Thirty five years ago today was a Thursday, a pretty ordinary day I guess. All that week I’d left work and gone with my fellow trainee Pete to the Reference Library with our papers and books. We’d work away for a couple of hours, often testing each other on case law and stuff. At closing time, 8 o’clock, we’d head off for a few pints. Quite often that meant the Tavern In The Town, a lively cellar bar in New Street, next door to the Odeon. But that Thursday I was knackered and we agreed that, with the weekend in sight, that an early night was a sensible idea.

Sure enough, once home in the city’s eastern suburbs, I crashed out straight away. Only next morning did I find out as Mum pointed silently to the TV screen. The previous evening 21 people had been killed and 182 injured, many of them horrifically. Bombs had detonated without adequate warning at the Tavern In The Town and at the Mulberry Bush, just around the corner. Most of the victims were young.

The actuality was awful. The aftermath was chilling. For days people, myself included, avoided the bombing scenes and tried to deny what had happened. For a time there was a strong anti-Irish feeling in the city which faded with time.
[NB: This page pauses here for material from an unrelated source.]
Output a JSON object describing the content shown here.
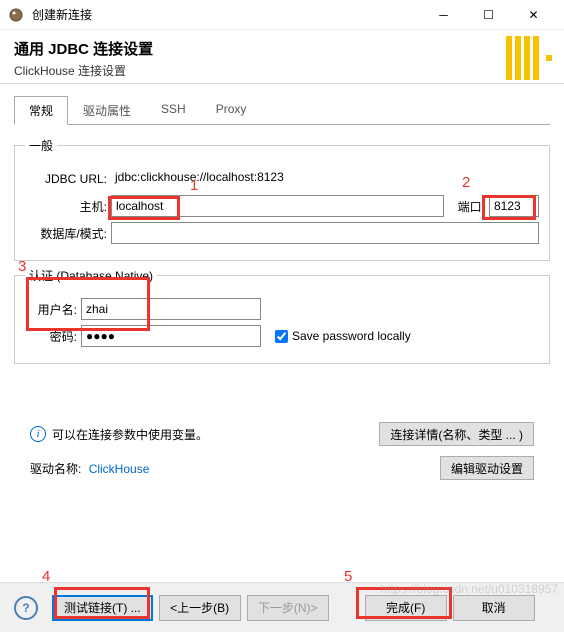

The Birmingham Six were arrested, charged, convicted and later released on appeal. The perpetrators, whoever they may be, are still amongst us today – living, working, socialising.

On the 35th anniversary of the bombings it is still chilling to flick through the photographs of the young victims, none of whom I knew personally but many of whom I would have regularly bumped into making my way to and from the bar of the Tavern. Their lives were too short.